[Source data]
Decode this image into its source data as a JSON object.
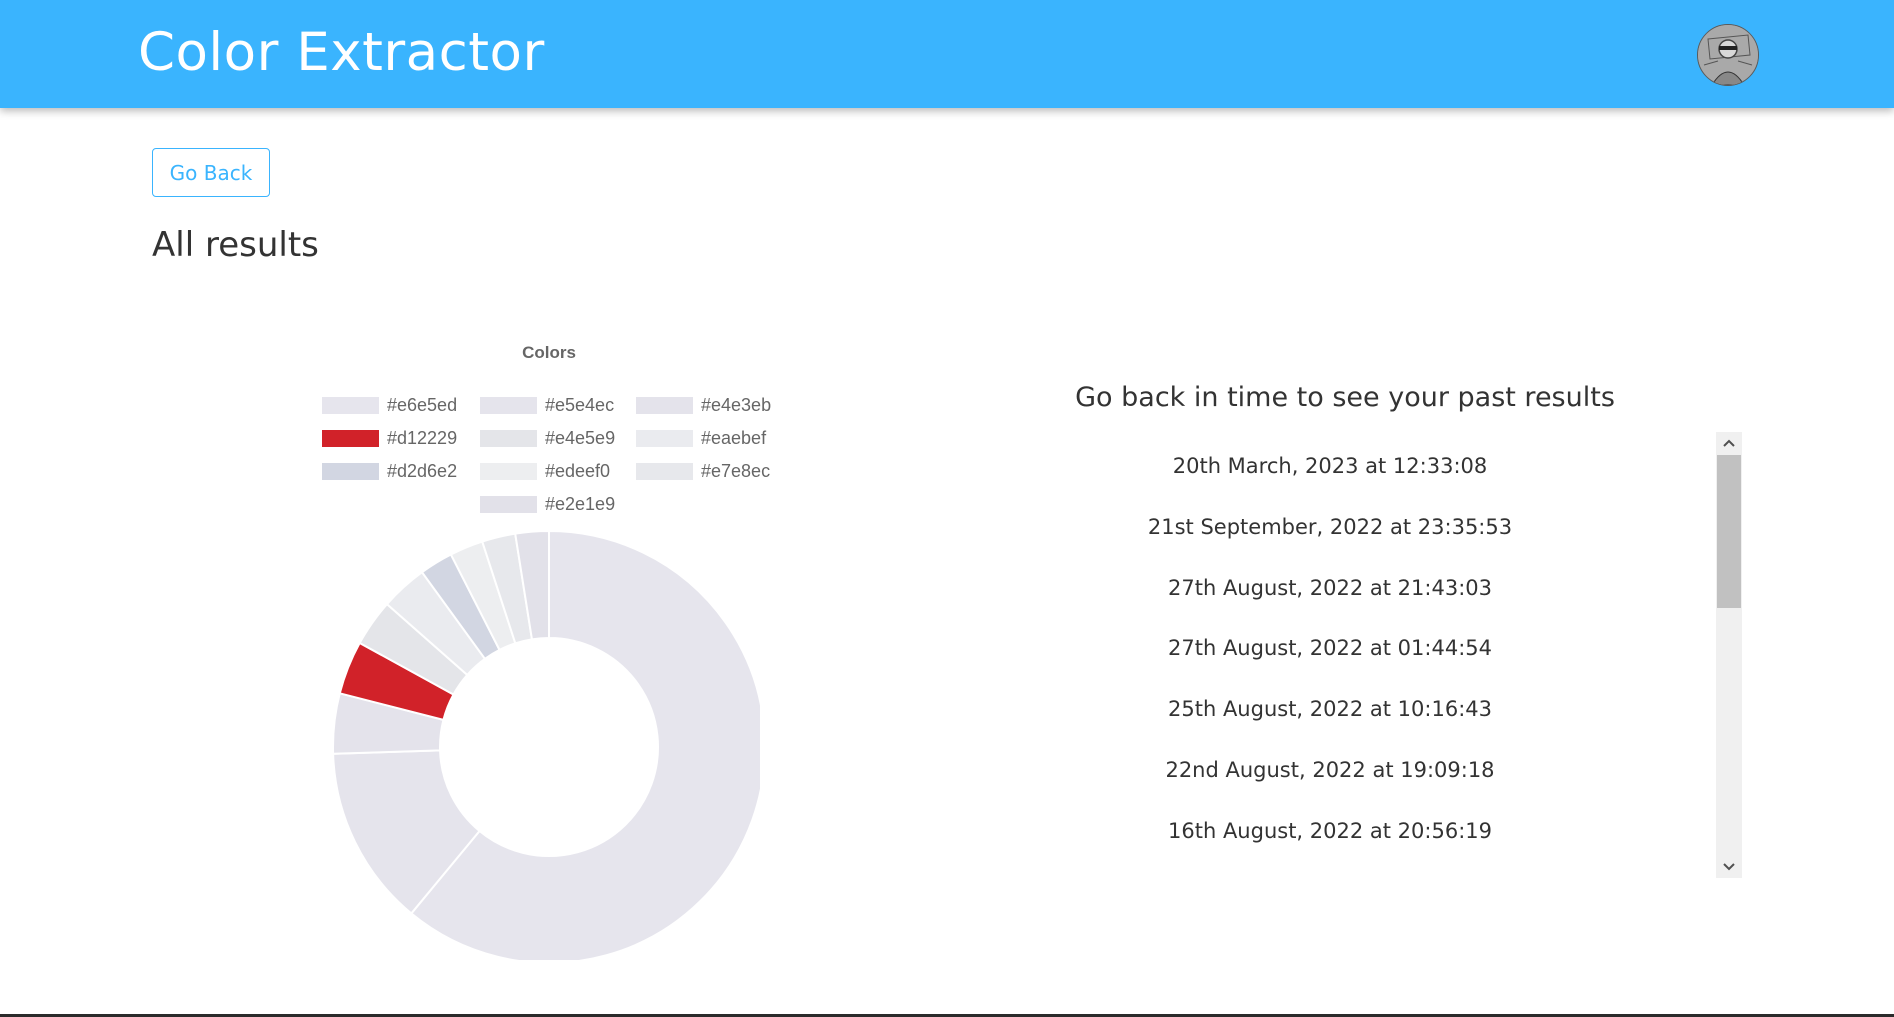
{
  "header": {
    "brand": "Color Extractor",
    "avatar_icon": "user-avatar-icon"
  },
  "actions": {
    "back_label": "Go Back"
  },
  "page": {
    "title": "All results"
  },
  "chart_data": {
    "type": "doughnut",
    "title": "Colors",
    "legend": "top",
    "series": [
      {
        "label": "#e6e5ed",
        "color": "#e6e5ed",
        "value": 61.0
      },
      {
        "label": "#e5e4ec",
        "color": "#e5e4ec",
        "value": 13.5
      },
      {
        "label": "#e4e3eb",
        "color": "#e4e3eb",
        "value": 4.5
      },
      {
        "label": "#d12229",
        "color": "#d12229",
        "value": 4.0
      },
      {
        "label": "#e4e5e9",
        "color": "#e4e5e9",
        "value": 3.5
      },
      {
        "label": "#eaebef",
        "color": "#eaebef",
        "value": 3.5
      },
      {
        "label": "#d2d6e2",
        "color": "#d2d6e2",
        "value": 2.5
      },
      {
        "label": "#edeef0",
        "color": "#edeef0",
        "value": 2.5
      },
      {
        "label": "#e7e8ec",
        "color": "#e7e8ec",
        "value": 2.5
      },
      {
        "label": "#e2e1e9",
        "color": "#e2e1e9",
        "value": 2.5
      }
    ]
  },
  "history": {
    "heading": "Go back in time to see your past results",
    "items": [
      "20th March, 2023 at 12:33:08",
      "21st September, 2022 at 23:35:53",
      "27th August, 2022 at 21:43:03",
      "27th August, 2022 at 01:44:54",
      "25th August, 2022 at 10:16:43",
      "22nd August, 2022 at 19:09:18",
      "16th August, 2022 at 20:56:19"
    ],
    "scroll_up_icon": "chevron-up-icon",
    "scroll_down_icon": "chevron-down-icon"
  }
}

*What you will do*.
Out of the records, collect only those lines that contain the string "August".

*Result for this exercise*.
      "27th August, 2022 at 21:43:03",
      "27th August, 2022 at 01:44:54",
      "25th August, 2022 at 10:16:43",
      "22nd August, 2022 at 19:09:18",
      "16th August, 2022 at 20:56:19"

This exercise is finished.